= Beginning of Section =

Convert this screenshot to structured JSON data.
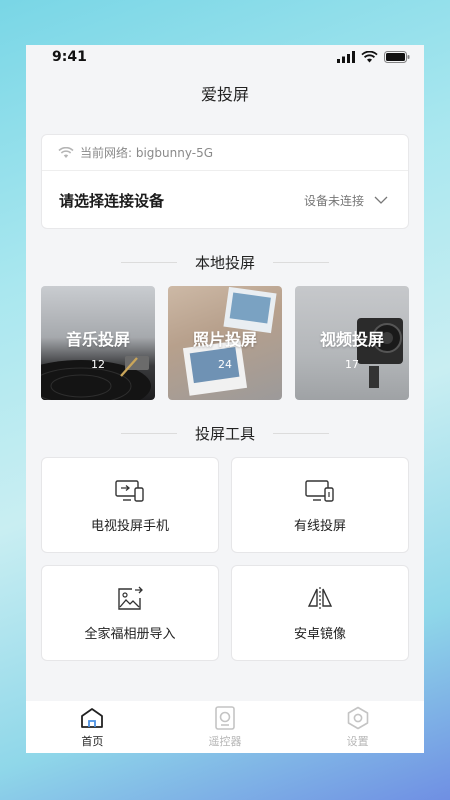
{
  "status_bar": {
    "time": "9:41",
    "icons": [
      "signal-icon",
      "wifi-icon",
      "battery-icon"
    ]
  },
  "nav": {
    "title": "爱投屏"
  },
  "device": {
    "network_label": "当前网络: bigbunny-5G",
    "choose_label": "请选择连接设备",
    "status_label": "设备未连接"
  },
  "local_section": {
    "title": "本地投屏",
    "tiles": [
      {
        "label": "音乐投屏",
        "count": "12"
      },
      {
        "label": "照片投屏",
        "count": "24"
      },
      {
        "label": "视频投屏",
        "count": "17"
      }
    ]
  },
  "tools_section": {
    "title": "投屏工具",
    "tools": [
      {
        "label": "电视投屏手机",
        "icon": "tv-to-phone-icon"
      },
      {
        "label": "有线投屏",
        "icon": "wired-cast-icon"
      },
      {
        "label": "全家福相册导入",
        "icon": "photo-import-icon"
      },
      {
        "label": "安卓镜像",
        "icon": "mirror-icon"
      }
    ]
  },
  "tabbar": {
    "tabs": [
      {
        "label": "首页",
        "icon": "home-icon",
        "active": true
      },
      {
        "label": "遥控器",
        "icon": "remote-icon",
        "active": false
      },
      {
        "label": "设置",
        "icon": "settings-icon",
        "active": false
      }
    ]
  },
  "colors": {
    "background": "#f4f5f7",
    "card": "#ffffff",
    "text_primary": "#222222",
    "text_secondary": "#8a8a8a",
    "tab_inactive": "#b6b6b6"
  }
}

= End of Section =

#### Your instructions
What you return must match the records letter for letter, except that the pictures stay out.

#### Exercise answer
Convert this screenshot to structured JSON data.
{
  "status_bar": {
    "time": "9:41",
    "icons": [
      "signal-icon",
      "wifi-icon",
      "battery-icon"
    ]
  },
  "nav": {
    "title": "爱投屏"
  },
  "device": {
    "network_label": "当前网络: bigbunny-5G",
    "choose_label": "请选择连接设备",
    "status_label": "设备未连接"
  },
  "local_section": {
    "title": "本地投屏",
    "tiles": [
      {
        "label": "音乐投屏",
        "count": "12"
      },
      {
        "label": "照片投屏",
        "count": "24"
      },
      {
        "label": "视频投屏",
        "count": "17"
      }
    ]
  },
  "tools_section": {
    "title": "投屏工具",
    "tools": [
      {
        "label": "电视投屏手机",
        "icon": "tv-to-phone-icon"
      },
      {
        "label": "有线投屏",
        "icon": "wired-cast-icon"
      },
      {
        "label": "全家福相册导入",
        "icon": "photo-import-icon"
      },
      {
        "label": "安卓镜像",
        "icon": "mirror-icon"
      }
    ]
  },
  "tabbar": {
    "tabs": [
      {
        "label": "首页",
        "icon": "home-icon",
        "active": true
      },
      {
        "label": "遥控器",
        "icon": "remote-icon",
        "active": false
      },
      {
        "label": "设置",
        "icon": "settings-icon",
        "active": false
      }
    ]
  },
  "colors": {
    "background": "#f4f5f7",
    "card": "#ffffff",
    "text_primary": "#222222",
    "text_secondary": "#8a8a8a",
    "tab_inactive": "#b6b6b6"
  }
}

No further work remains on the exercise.